Life-threatening conditions like type one diabetes could increase the price of your cover dramatically, and if you have previously suffered from cancer most insurers won’t offer you protection until you’ve been in remission for at least five years.
Read more about life insurance if you have pre-existing medical conditions.
Pastimes & Hobbies
If you partake in a high-risk hobby – for example rock climbing, sky diving, motorsports, skiing, or horse riding – it can affect your premium negatively, depending on the life insurance company chosen.
Family medical history
Whether or not your family’s medical history is taken into account will depend on the severity of any condition, how many close family members were affected and their age when they became ill, or died. If there’s a history of severe illness in your family, such as cancer, it could affect your premium.
Certain occupations will be deemed a higher risk than others. For example, soldiers, pilots, fishermen and off-shore oil, or gas industry workers can expect to pay more than those who work in what is deemed a safer environment.
Smoking or tobacco use
Due to the proven link between smoking and life-threatening diseases such as lung and throat cancer, smokers statistically lead shorter lives and therefore face higher life insurance premiums
Generally, if you’ve used tobacco in the last 12 months you’ll be considered a smoker. This includes any tobacco-based product including cigarettes, cigars and pipes.

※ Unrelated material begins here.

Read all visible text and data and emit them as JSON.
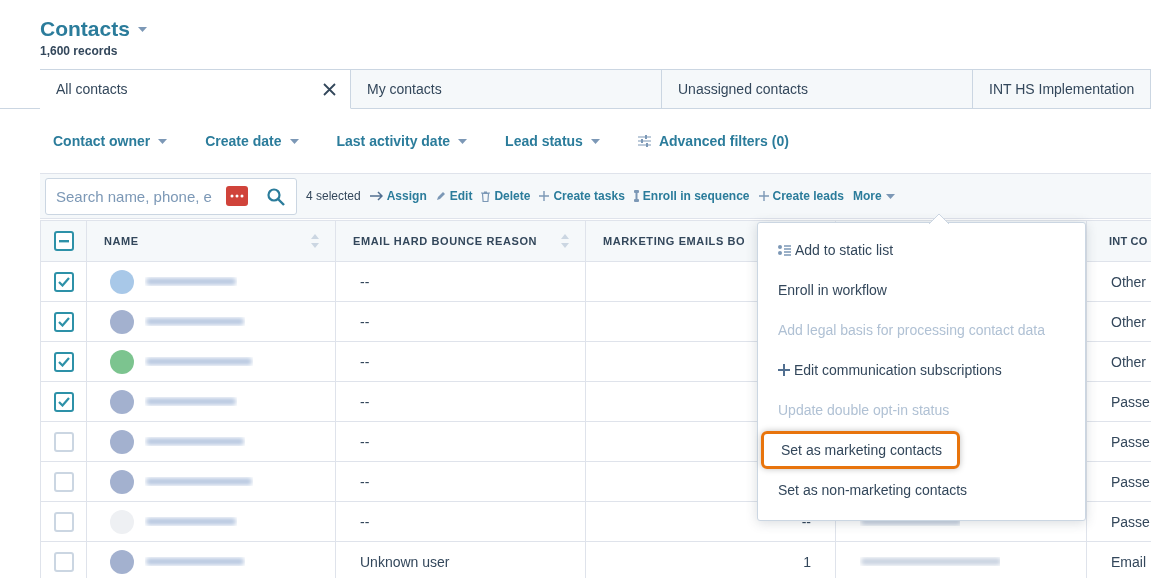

If however you are on e-cigarettes only for 12 months or more, you may be able to get non-smoker rates.
Insurers don’t usually distinguish between how many cigarettes you smoke – whether you have a 20-a-day habit, or just smoke the occasional one, you’ll still be classed as a smoker and as a result pay much more than a non-smoker.
Excessive drinking – that is, drinking more than the recommended guidelines for alcohol consumption regularly – could see your insurance premium rise as you’re more likely to suffer alcohol-related health problems, such as liver disease.
The insurer isn’t interested in your last family holiday to France, but in whether you’ve been anywhere that would pose a potential health risk – for example, if you’ve travelled to a country with a high level of HIV, or tropical diseases or a place undergoing war, or upheaval.
Prior to the introduction of the European Court of Justice gender directive, your sex would be a major factor in calculating insurance premiums.
Statistically women live longer so they used to enjoy lower premiums, but the introduction of the legislation in 2012 meant that gender could no longer be taken into account when calculating life insurance.
For more information
Should you like for information and would like to arrange a call from an adviser please complete an enquiry form.
Ken O’Gorman – QFA
OneQuote.ie – Smart Financial Protection